> [WHAT TO DO] Set down the material exactly, keeping every line whole.

> [GIVEN RECORDS]
=== Begin Enclosure ===

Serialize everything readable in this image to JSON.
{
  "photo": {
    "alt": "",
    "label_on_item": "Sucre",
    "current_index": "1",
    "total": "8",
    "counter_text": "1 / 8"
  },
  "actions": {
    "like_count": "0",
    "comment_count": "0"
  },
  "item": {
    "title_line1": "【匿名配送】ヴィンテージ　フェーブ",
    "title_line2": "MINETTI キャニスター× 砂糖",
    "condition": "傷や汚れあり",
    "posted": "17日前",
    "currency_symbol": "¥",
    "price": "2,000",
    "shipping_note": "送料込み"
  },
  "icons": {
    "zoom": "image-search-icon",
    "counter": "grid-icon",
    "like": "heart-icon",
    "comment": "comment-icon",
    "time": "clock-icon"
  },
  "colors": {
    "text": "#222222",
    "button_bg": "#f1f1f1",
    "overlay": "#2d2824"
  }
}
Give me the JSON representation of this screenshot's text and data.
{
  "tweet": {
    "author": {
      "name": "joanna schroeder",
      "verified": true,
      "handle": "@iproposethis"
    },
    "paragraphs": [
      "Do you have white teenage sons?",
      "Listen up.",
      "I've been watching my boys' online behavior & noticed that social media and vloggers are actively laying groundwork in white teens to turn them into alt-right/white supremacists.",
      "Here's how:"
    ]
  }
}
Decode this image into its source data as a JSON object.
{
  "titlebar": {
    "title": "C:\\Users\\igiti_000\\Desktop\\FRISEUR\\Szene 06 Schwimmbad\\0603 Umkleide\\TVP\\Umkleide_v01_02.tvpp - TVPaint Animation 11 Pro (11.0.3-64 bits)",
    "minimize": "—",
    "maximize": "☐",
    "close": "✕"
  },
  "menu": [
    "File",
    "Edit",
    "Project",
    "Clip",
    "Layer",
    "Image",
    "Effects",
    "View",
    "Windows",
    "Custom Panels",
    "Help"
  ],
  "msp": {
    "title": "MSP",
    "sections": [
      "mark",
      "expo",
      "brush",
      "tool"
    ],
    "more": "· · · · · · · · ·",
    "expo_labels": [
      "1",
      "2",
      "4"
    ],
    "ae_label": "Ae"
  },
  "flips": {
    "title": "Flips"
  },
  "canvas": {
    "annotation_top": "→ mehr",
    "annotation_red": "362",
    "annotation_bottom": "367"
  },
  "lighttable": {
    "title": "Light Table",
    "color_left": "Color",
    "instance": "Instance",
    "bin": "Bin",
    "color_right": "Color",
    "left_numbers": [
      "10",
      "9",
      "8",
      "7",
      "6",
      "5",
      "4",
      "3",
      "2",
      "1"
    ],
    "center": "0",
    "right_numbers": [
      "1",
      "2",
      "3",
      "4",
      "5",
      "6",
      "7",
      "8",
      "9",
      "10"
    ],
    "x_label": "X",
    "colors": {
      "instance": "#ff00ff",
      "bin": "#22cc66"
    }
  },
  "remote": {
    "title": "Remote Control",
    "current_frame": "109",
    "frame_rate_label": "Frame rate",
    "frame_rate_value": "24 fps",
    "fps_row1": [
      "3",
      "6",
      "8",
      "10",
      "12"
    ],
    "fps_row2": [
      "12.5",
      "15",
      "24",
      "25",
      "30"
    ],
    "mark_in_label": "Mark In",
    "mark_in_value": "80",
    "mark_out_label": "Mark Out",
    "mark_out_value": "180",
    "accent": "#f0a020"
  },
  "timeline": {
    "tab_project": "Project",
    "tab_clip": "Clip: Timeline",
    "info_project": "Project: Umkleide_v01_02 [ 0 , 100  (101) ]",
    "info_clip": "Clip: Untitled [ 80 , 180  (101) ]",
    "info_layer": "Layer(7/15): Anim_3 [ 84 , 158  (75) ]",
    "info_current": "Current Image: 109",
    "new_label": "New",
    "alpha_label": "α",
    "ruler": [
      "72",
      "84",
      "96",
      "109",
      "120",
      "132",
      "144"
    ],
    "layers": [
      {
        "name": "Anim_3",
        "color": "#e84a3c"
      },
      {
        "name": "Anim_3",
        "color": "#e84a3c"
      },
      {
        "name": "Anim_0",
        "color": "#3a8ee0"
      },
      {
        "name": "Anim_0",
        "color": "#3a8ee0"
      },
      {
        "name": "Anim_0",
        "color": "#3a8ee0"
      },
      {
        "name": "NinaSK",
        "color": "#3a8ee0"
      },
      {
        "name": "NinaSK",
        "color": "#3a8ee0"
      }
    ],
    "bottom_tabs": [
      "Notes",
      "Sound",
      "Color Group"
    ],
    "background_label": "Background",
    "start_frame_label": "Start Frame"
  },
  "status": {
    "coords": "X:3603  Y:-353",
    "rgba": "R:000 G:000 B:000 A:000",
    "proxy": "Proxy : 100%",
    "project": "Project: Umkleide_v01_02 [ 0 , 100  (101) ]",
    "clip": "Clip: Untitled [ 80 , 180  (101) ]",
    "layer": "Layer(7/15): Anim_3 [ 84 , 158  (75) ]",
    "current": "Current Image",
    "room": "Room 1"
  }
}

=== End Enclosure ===

> [ANSWER BOX]
Serialize everything readable in this image to JSON.
{
  "photo": {
    "alt": "",
    "label_on_item": "Sucre",
    "current_index": "1",
    "total": "8",
    "counter_text": "1 / 8"
  },
  "actions": {
    "like_count": "0",
    "comment_count": "0"
  },
  "item": {
    "title_line1": "【匿名配送】ヴィンテージ　フェーブ",
    "title_line2": "MINETTI キャニスター× 砂糖",
    "condition": "傷や汚れあり",
    "posted": "17日前",
    "currency_symbol": "¥",
    "price": "2,000",
    "shipping_note": "送料込み"
  },
  "icons": {
    "zoom": "image-search-icon",
    "counter": "grid-icon",
    "like": "heart-icon",
    "comment": "comment-icon",
    "time": "clock-icon"
  },
  "colors": {
    "text": "#222222",
    "button_bg": "#f1f1f1",
    "overlay": "#2d2824"
  }
}
Give me the JSON representation of this screenshot's text and data.
{
  "tweet": {
    "author": {
      "name": "joanna schroeder",
      "verified": true,
      "handle": "@iproposethis"
    },
    "paragraphs": [
      "Do you have white teenage sons?",
      "Listen up.",
      "I've been watching my boys' online behavior & noticed that social media and vloggers are actively laying groundwork in white teens to turn them into alt-right/white supremacists.",
      "Here's how:"
    ]
  }
}
Decode this image into its source data as a JSON object.
{
  "titlebar": {
    "title": "C:\\Users\\igiti_000\\Desktop\\FRISEUR\\Szene 06 Schwimmbad\\0603 Umkleide\\TVP\\Umkleide_v01_02.tvpp - TVPaint Animation 11 Pro (11.0.3-64 bits)",
    "minimize": "—",
    "maximize": "☐",
    "close": "✕"
  },
  "menu": [
    "File",
    "Edit",
    "Project",
    "Clip",
    "Layer",
    "Image",
    "Effects",
    "View",
    "Windows",
    "Custom Panels",
    "Help"
  ],
  "msp": {
    "title": "MSP",
    "sections": [
      "mark",
      "expo",
      "brush",
      "tool"
    ],
    "more": "· · · · · · · · ·",
    "expo_labels": [
      "1",
      "2",
      "4"
    ],
    "ae_label": "Ae"
  },
  "flips": {
    "title": "Flips"
  },
  "canvas": {
    "annotation_top": "→ mehr",
    "annotation_red": "362",
    "annotation_bottom": "367"
  },
  "lighttable": {
    "title": "Light Table",
    "color_left": "Color",
    "instance": "Instance",
    "bin": "Bin",
    "color_right": "Color",
    "left_numbers": [
      "10",
      "9",
      "8",
      "7",
      "6",
      "5",
      "4",
      "3",
      "2",
      "1"
    ],
    "center": "0",
    "right_numbers": [
      "1",
      "2",
      "3",
      "4",
      "5",
      "6",
      "7",
      "8",
      "9",
      "10"
    ],
    "x_label": "X",
    "colors": {
      "instance": "#ff00ff",
      "bin": "#22cc66"
    }
  },
  "remote": {
    "title": "Remote Control",
    "current_frame": "109",
    "frame_rate_label": "Frame rate",
    "frame_rate_value": "24 fps",
    "fps_row1": [
      "3",
      "6",
      "8",
      "10",
      "12"
    ],
    "fps_row2": [
      "12.5",
      "15",
      "24",
      "25",
      "30"
    ],
    "mark_in_label": "Mark In",
    "mark_in_value": "80",
    "mark_out_label": "Mark Out",
    "mark_out_value": "180",
    "accent": "#f0a020"
  },
  "timeline": {
    "tab_project": "Project",
    "tab_clip": "Clip: Timeline",
    "info_project": "Project: Umkleide_v01_02 [ 0 , 100  (101) ]",
    "info_clip": "Clip: Untitled [ 80 , 180  (101) ]",
    "info_layer": "Layer(7/15): Anim_3 [ 84 , 158  (75) ]",
    "info_current": "Current Image: 109",
    "new_label": "New",
    "alpha_label": "α",
    "ruler": [
      "72",
      "84",
      "96",
      "109",
      "120",
      "132",
      "144"
    ],
    "layers": [
      {
        "name": "Anim_3",
        "color": "#e84a3c"
      },
      {
        "name": "Anim_3",
        "color": "#e84a3c"
      },
      {
        "name": "Anim_0",
        "color": "#3a8ee0"
      },
      {
        "name": "Anim_0",
        "color": "#3a8ee0"
      },
      {
        "name": "Anim_0",
        "color": "#3a8ee0"
      },
      {
        "name": "NinaSK",
        "color": "#3a8ee0"
      },
      {
        "name": "NinaSK",
        "color": "#3a8ee0"
      }
    ],
    "bottom_tabs": [
      "Notes",
      "Sound",
      "Color Group"
    ],
    "background_label": "Background",
    "start_frame_label": "Start Frame"
  },
  "status": {
    "coords": "X:3603  Y:-353",
    "rgba": "R:000 G:000 B:000 A:000",
    "proxy": "Proxy : 100%",
    "project": "Project: Umkleide_v01_02 [ 0 , 100  (101) ]",
    "clip": "Clip: Untitled [ 80 , 180  (101) ]",
    "layer": "Layer(7/15): Anim_3 [ 84 , 158  (75) ]",
    "current": "Current Image",
    "room": "Room 1"
  }
}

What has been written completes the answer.